“Out at sea, it’s very loud,” said Mr. Gorga. “You have to project your voice.”
In addition to the speaking, listening and the cooperative muscles that will be flexed, history also plays a big role in the program. Fortunately, the students are not thrown into a reenactment of the 19th century without any preparation.
Before climbing onto the tall ship, tour guides lead the students through the museum, where they learn about the different routes ships embarked on back in the day. There are also hands on activities in the museum, including a periscope through which students take turns to peek through. Students also get a chance to touch different types of shark skin, which was used as sandpaper by the Chumash.
Additionally, weeks prior to their outing, the kids learn about the 19th century hide trade across multiple disciplines, including literature, geography and history.
Linda Sterling, a member of SBMM’s board of directors, brought the tall ship program to Peabody Charter a decade ago when she taught fourth grade there.
“The very first day of school, they learn about ‘Two Years Before the Mast,’” said Ms. Sterling.
“Two Years Before the Mast” is an 1840-memoir penned by Richard Henry Dana Jr., a Harvard student who enlisted as a sailor, traveling from Massachusetts to California. Without the Panama Canal, the trip involved wrapping around Cape Horn at the tip of South America.
A portion of the reenactment is a nod to the international aspect of the sailors on board who spoke different languages. The skill to communicate across language barriers plays an important role for Ms. Sterling. The language of the educators (the captains and mates) involves a heavy use of maritime terminology. “Ay” means yes, and “Ay Ay” means I understand. The students navigate activities with a language that they are not completely fluent in.
“They have to be able to communicate and accomplish a task when not everyone speaks the same language,” said Ms. Sterling.
Gratitude is another quality Ms. Sterling hopes the program fosters.
The students will understand “how dangerous this journey was and how easy their life is in relative to that,” said Ms. Sterling.
Indeed, the program involves an activity in which a team hoists a barrel from the docks to the ship. During Peabody kids’ participation, the lifting involved more than 10 students pulling on ropes. The students cheered once the barrel was on the ship but groaned at the realization that they were going to have to bring it back down. Among the skills they were learning, perseverance was also one of them. The students exerted to bring the barrel back down.
The enactment took place at the Santa Barbara Harbor, with sailboats and birds checking out what a group of young kids were doing on a sail boat.
Several of them waved, and some dogs on kayaks generated “Awws” amongst the children. Against the backdrop of the setting sun, the scene was quintessential of Santa Barbara, the kind to show up on tourist campaigns.
By being out on the harbor on a ship, Ms. Sterling hopes that students learn to “appreciate this beautiful place you live in.”
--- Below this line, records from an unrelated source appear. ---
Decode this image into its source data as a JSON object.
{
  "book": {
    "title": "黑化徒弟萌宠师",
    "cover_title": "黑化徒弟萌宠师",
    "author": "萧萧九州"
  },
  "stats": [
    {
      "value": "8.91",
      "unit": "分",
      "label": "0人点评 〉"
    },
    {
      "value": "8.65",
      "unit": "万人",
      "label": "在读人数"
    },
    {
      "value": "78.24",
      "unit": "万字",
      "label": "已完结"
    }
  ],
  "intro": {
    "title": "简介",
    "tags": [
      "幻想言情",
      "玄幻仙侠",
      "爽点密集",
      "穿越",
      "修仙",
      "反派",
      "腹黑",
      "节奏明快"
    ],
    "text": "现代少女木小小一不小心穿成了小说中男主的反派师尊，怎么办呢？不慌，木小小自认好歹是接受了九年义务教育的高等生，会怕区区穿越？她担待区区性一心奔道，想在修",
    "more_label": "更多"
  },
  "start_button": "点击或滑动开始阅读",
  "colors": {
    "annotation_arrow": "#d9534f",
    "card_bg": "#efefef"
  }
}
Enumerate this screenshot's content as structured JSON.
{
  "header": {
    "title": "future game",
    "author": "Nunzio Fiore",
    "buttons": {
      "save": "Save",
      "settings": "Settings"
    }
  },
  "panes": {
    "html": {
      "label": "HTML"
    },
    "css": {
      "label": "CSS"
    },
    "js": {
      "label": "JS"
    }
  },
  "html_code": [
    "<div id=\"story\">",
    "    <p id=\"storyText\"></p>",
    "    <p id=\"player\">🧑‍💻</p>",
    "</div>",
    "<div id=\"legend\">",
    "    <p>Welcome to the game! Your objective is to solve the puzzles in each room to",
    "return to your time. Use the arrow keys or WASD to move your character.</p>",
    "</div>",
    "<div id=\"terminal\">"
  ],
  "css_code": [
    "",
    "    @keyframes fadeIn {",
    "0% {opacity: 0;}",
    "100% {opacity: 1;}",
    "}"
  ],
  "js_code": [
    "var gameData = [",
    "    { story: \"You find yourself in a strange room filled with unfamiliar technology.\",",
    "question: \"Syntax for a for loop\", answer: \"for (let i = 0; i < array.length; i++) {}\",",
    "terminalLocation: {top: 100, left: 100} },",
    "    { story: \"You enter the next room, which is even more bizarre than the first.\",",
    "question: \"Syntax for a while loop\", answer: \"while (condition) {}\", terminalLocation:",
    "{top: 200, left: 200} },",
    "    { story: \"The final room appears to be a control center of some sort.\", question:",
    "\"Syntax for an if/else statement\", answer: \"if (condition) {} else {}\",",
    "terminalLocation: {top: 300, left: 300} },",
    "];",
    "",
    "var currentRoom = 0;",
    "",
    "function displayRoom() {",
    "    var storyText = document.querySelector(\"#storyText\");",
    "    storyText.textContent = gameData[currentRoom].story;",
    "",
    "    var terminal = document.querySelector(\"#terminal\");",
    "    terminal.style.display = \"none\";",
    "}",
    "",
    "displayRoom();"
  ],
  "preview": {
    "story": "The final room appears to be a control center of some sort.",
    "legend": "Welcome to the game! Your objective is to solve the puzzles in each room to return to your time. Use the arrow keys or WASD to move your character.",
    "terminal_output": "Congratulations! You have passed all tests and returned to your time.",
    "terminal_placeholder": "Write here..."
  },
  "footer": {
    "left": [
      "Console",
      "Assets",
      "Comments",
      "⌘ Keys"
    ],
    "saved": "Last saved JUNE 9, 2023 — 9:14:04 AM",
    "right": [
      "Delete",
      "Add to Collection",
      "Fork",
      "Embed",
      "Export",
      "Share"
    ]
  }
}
It was Lyla’s first time experiencing the harbor at night, eventually taking in the sunrise.
“It was beautiful,” said Lyla. “We woke up at 5:15. We saw a light up in the mountain. It was the most pretty thing I’ve seen in a really long time.”
Adults looking to appreciate Santa Barbara with a view from the tall ship can do so Saturday. In conjunction with the Harbor and Seafood Festival, the Spirit will be at the City Dock and open to the public for dockside tours from 11 a.m. until 2 p.m. And at 3 p.m., members of the public will have the opportunity to take a two-hour sail on the Spirit.